High temperatures in Houston, the biggest city in the Lone Star State, were expected to near 100 degrees Fahrenheit (38 Celsius) every day through Aug. 13, according to AccuWeather meteorologists. The normal high in Houston at this time of year is 96 degrees.
The Electric Reliability Council of Texas (ERCOT), grid operator for much of the state, forecast that heat would push peak demand to more than 74,200 megawatts (MW) on Aug. 12, which would top the current all-time high of 73,473 MW set on July 19, 2018.
One megawatt can power about 1,000 U.S. homes on average, but much less during the peak summer cooling and winter heating seasons.
Next-day power prices at the ERCOT North hub soared to $209.25 per megawatt hour (MWh) for Wednesday from $115.50 for Tuesday. That was their highest since hitting $300/MWh on July 18, 2018, the day before demand set the current record.
ERCOT has said it expects to have about 78,154 MW of generating capacity to meet demand this summer, but warned there was an increased chance that low reserves would force it to issue more alerts urging customers to conserve energy than last year. [nL1N20S0PR]
When ERCOT declares an alert, it can take advantage of additional resources only available during scarcity conditions, including power imports from neighboring regions and demand response programs that pay consumers to curtail power use when needed.
ERCOT has said its planning reserve margin for this summer was a historically low 7.4% because several generators have retired even though demand is rising.
The reserve margin is the difference between total generation available and forecast peak demand, with the difference expressed as a percentage of peak demand.
Generators are retiring because power prices have dropped due to a decline in gas prices after years of record and growing production from shale formations, like the Permian in West Texas. Gas powers about half of the state’s electricity.
Lower power prices make it difficult for generators, like those operating old coal-fired plants, to make money selling electricity.

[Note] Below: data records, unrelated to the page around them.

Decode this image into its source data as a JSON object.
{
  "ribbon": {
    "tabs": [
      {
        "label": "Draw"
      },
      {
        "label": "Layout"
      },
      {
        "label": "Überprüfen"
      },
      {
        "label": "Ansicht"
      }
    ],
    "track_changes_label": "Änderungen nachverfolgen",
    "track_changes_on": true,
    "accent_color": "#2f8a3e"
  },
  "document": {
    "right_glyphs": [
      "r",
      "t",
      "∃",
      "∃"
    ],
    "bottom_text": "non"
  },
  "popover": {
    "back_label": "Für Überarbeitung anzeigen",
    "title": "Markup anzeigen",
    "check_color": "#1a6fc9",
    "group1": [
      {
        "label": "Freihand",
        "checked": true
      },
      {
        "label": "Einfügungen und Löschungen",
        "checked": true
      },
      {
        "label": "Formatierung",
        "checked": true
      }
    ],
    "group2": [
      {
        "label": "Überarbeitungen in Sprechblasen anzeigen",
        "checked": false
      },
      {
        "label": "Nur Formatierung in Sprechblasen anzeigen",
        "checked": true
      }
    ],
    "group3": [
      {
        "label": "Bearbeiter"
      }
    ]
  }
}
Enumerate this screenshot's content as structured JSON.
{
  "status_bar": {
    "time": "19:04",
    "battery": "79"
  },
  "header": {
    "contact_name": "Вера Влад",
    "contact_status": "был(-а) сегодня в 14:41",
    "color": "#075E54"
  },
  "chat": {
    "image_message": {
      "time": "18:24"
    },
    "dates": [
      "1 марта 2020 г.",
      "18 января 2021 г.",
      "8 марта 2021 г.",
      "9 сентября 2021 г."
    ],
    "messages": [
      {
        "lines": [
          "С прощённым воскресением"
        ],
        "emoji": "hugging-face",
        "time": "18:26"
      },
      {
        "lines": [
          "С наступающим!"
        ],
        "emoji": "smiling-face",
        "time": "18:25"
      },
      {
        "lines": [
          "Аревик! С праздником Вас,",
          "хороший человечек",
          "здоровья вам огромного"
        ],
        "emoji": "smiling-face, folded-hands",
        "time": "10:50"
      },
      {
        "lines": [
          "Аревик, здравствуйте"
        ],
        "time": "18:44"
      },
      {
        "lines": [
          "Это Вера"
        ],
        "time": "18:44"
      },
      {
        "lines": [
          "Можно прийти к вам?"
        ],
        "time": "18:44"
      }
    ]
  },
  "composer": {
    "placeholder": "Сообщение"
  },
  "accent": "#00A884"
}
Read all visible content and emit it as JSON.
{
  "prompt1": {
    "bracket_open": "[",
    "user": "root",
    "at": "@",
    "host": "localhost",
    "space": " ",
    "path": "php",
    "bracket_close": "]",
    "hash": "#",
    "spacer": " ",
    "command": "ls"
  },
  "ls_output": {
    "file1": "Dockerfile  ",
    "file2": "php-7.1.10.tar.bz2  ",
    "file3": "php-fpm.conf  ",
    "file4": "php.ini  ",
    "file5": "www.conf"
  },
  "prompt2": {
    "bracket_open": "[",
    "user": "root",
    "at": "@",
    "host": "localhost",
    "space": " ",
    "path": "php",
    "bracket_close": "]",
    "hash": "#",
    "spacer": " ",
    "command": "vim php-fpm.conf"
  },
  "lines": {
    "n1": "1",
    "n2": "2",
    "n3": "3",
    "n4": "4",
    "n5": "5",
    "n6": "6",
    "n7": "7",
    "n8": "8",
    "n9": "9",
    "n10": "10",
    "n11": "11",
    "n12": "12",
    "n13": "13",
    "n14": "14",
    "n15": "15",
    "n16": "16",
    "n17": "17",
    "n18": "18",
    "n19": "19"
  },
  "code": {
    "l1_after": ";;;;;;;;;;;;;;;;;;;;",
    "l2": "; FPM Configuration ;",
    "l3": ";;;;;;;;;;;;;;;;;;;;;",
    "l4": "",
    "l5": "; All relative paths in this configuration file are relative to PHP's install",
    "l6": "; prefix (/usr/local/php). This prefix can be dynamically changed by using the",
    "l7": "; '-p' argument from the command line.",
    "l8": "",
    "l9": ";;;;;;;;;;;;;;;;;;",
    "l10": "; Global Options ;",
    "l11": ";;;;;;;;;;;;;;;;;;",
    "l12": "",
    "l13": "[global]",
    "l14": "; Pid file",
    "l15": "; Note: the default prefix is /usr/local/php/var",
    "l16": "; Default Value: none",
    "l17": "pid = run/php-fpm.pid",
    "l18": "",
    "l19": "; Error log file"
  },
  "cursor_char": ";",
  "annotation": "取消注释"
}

Ercot North prices have fallen to an average of $33.87/MWh over the past five years (2014-2018) compares with $41.37 during 2009-2013 and $59.19 during 2004-2008.
Reporting by Scott DiSavino; Editing by Bernadette Baum